“Behold them, conquerors of the world, the toga-clad race of Romans!” ~ Augustus
Hello! This week we’re going to explore a piece of clothing that was used by both the Greeks and Romans. They each had their own take on it and it has survived to this day to become the center of much awesomeness.
Toga! Toga! Toga!
The toga isn’t just bed sheets and parties or for when you just want to feel awesome. It can be traced back as far the 8th century BC with Romulus, Rome’s founder. It was pretty much the Roman attire all the way to when Caracalla was the emperor of Rome and declared that all free men should be given Roman citizenship with the Constitutio Antoniniana in 212 AD. When the population exploded from around 6 million to somewhere between 40 and 60 million citizens, the toga lost it’s position among the citizenry for the more practical tunic. Seriously, what was it with (as Tacitus calls them) the vulgus tunicatus (tunic crowd)?
The toga may have been losing popularity with the masses but not with the old die-hards. The real Romans (eyeroll) who followed the old ways and the ruling class were still expected to wear them. The ruling class went a little over-board with it, though, and made the togas even more voluminous and elaborate and totally impractical (yet really freaking cool to look at) in an effort to show the world who they were. Take THAT peasantry! They did, however, eventually come to their senses…about 200 years later…with the fall of the Roman Empire.
So Many Styles…
The toga came a long way from a simple semi-circular covering. It started it’s life as the Roman clothing you wouldn’t even be caught dead without at a measly 12 feet or 3.7 meters and got up to around 18 feet or 5 meters. There were roughly (I say roughly because my sources can’t seem to agree on a definite number) seven different types of toga. Isn’t it amazing what you can do with a sheet?
The toga virilis aka toga alba or toga pura was a plain woollen toga in it’s natural whitish colour. This was mainly for the regular Roman-about-town. (image 1)

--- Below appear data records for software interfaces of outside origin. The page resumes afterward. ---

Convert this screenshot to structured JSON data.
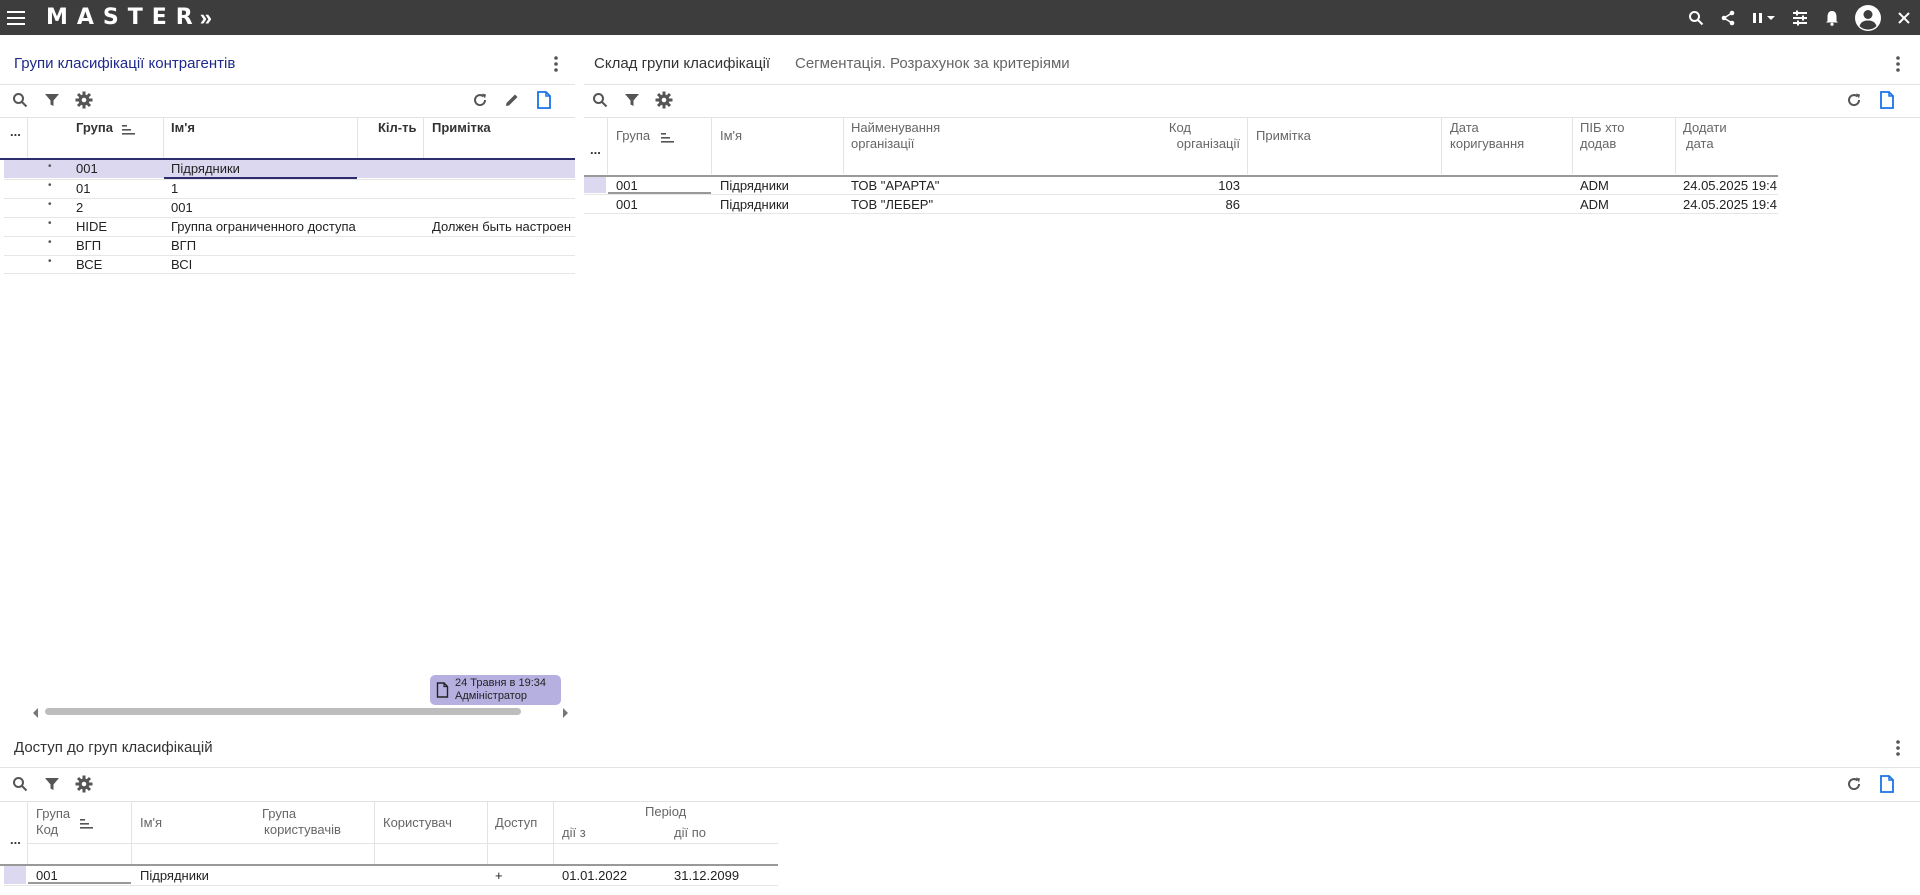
{
  "app": {
    "logo": "MASTER",
    "logo_suffix": "»"
  },
  "icons": {
    "menu": "menu-icon",
    "search": "search-icon",
    "share": "share-icon",
    "pause": "pause-icon",
    "tune": "tune-icon",
    "bell": "bell-icon",
    "account": "account-icon",
    "close": "close-icon",
    "filter": "filter-icon",
    "gear": "gear-icon",
    "refresh": "refresh-icon",
    "edit": "pencil-icon",
    "new_doc": "new-document-icon",
    "kebab": "more-vert-icon"
  },
  "colors": {
    "topbar": "#3d3d3d",
    "accent": "#1a73e8",
    "selected_row": "#dcd8f0",
    "badge": "#b6b0e0",
    "active_title": "#1f2a8a"
  },
  "left_panel": {
    "title": "Групи класифікації контрагентів",
    "columns": {
      "more": "...",
      "group": "Група",
      "name": "Ім'я",
      "count": "Кіл-ть",
      "note": "Примітка"
    },
    "rows": [
      {
        "group": "001",
        "name": "Підрядники",
        "count": "",
        "note": ""
      },
      {
        "group": "01",
        "name": "1",
        "count": "",
        "note": ""
      },
      {
        "group": "2",
        "name": "001",
        "count": "",
        "note": ""
      },
      {
        "group": "HIDE",
        "name": "Группа ограниченного доступа",
        "count": "",
        "note": "Должен быть настроен"
      },
      {
        "group": "ВГП",
        "name": "ВГП",
        "count": "",
        "note": ""
      },
      {
        "group": "ВСЕ",
        "name": "ВСІ",
        "count": "",
        "note": ""
      }
    ],
    "badge": {
      "line1": "24 Травня в 19:34",
      "line2": "Адміністратор"
    }
  },
  "right_panel": {
    "tab_active": "Склад групи класифікації",
    "tab_other": "Сегментація. Розрахунок за критеріями",
    "columns": {
      "more": "...",
      "group": "Група",
      "name": "Ім'я",
      "org_name_1": "Найменування",
      "org_name_2": "організації",
      "org_code_1": "Код",
      "org_code_2": "організації",
      "note": "Примітка",
      "edit_date_1": "Дата",
      "edit_date_2": "коригування",
      "added_by_1": "ПІБ хто",
      "added_by_2": "додав",
      "add_date_1": "Додати",
      "add_date_2": "дата"
    },
    "rows": [
      {
        "group": "001",
        "name": "Підрядники",
        "org": "ТОВ \"АРАРТА\"",
        "code": "103",
        "note": "",
        "edit_date": "",
        "added_by": "ADM",
        "add_date": "24.05.2025 19:4"
      },
      {
        "group": "001",
        "name": "Підрядники",
        "org": "ТОВ \"ЛЕБЕР\"",
        "code": "86",
        "note": "",
        "edit_date": "",
        "added_by": "ADM",
        "add_date": "24.05.2025 19:4"
      }
    ]
  },
  "bottom_panel": {
    "title": "Доступ до груп класифікацій",
    "columns": {
      "more": "...",
      "group_1": "Група",
      "group_2": "Код",
      "name": "Ім'я",
      "user_group_1": "Група",
      "user_group_2": "користувачів",
      "user": "Користувач",
      "access": "Доступ",
      "period": "Період",
      "from": "дії з",
      "to": "дії по"
    },
    "rows": [
      {
        "code": "001",
        "name": "Підрядники",
        "user_group": "",
        "user": "",
        "access": "+",
        "from": "01.01.2022",
        "to": "31.12.2099"
      }
    ]
  }
}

The toga praetexta was a white toga with a broad purple or reddish-purple stripe on the border. The stripes had different thicknesses depending on the status of the wearer. It was used by mainly by magistrates for official functions and the Kings of Rome. Freeborn adolescent boys and some freeborn adolescent girls and some priesthoods also wore them. (image 2, 3, 4)
The toga picta were elaborate togas with embroidered designs on solid colours made to celebrate the triumphs (like a big parade and ceremony to celebrate and sanctify a general’s win at war) of generals. The emperor wore a toga picta dyed a solid royal purple. (image 5)
The trabea was a white shorter toga/wrap/sash worn over another toga. The elites when they were officiating at important ceremonies would wear one with a purple or saffron stripe. The citizens of the property-owning equite class would have worn a trabea with a narrow purple stripe. The augurs wore trabea with saffron and purple stripes. (image 6)
The toga pulla was a dark toga worn by mourners at funerals. But only at the funeral. Wearing one at the funeral feast was a huge social no-no. (image 7)
The toga candida (where we get the word “candidate”) was worn by political candidates to show their status and on special occasions. Chalk would be rubbed into the fabric to make it an even whiter white. I wonder if they had chalk sellers bragging about the toga whitening abilities of their chalk….precursor of our modern laundry detergent ads? (image 8)
The laena, though not exactly a toga, was a long heavy cloak worn mostly by Flamen priests over a toga. It was fastened at the shoulder with brooch or pin.
What about the ladies?
No true married Roman lady or Statue of Liberty would be caught in a….toga! Unless she was a prostitute or adulterer, that is.
Introducing: The Stola
(insert applause here)
Under the Roman Sumptuary Laws (the Lex Appia) only married women were allowed to wear it as it showed their status as a respectable, married, traditional Roman woman. Courtesans and divorced adulterous women weren’t allowed and were forced to wear a toga.
Stola comes from the Latin word “stole” (garment). It was an outer garment that reached the ankles and was worn over the knee-length tunica intima. In case that wasn’t toasty enough under that hot sun, they also wore a shawl (palla) that went over the stola and was fastened with brooches.
It was fastened around the body with a girdle of ribbons with broad folds above the breast with a wider belt at the waist and at the shoulder by a Fibula or clasp. It had a flounce (or Instita) or a limbus (fabric with lots of folds) sewed to the bottom that reached the instep of the foot and also sometimes had sleeves.
It was usually made of cotton or wool and as trading with Asia became more of a thing, silks became more available to the wealthy women. They were usually white, yellow, red or blue but as time went on more colours became available. Wealthier women had more embellishments and detail on their stola while common women usually had the more simple band around the hem with a different colour or pattern.
Up next: the Greeks! They had their own take on the toga. Find out what that was here.
What do you think of the toga? Do you know any more cool facts about them? Please share or comment below!
Classical history rocks.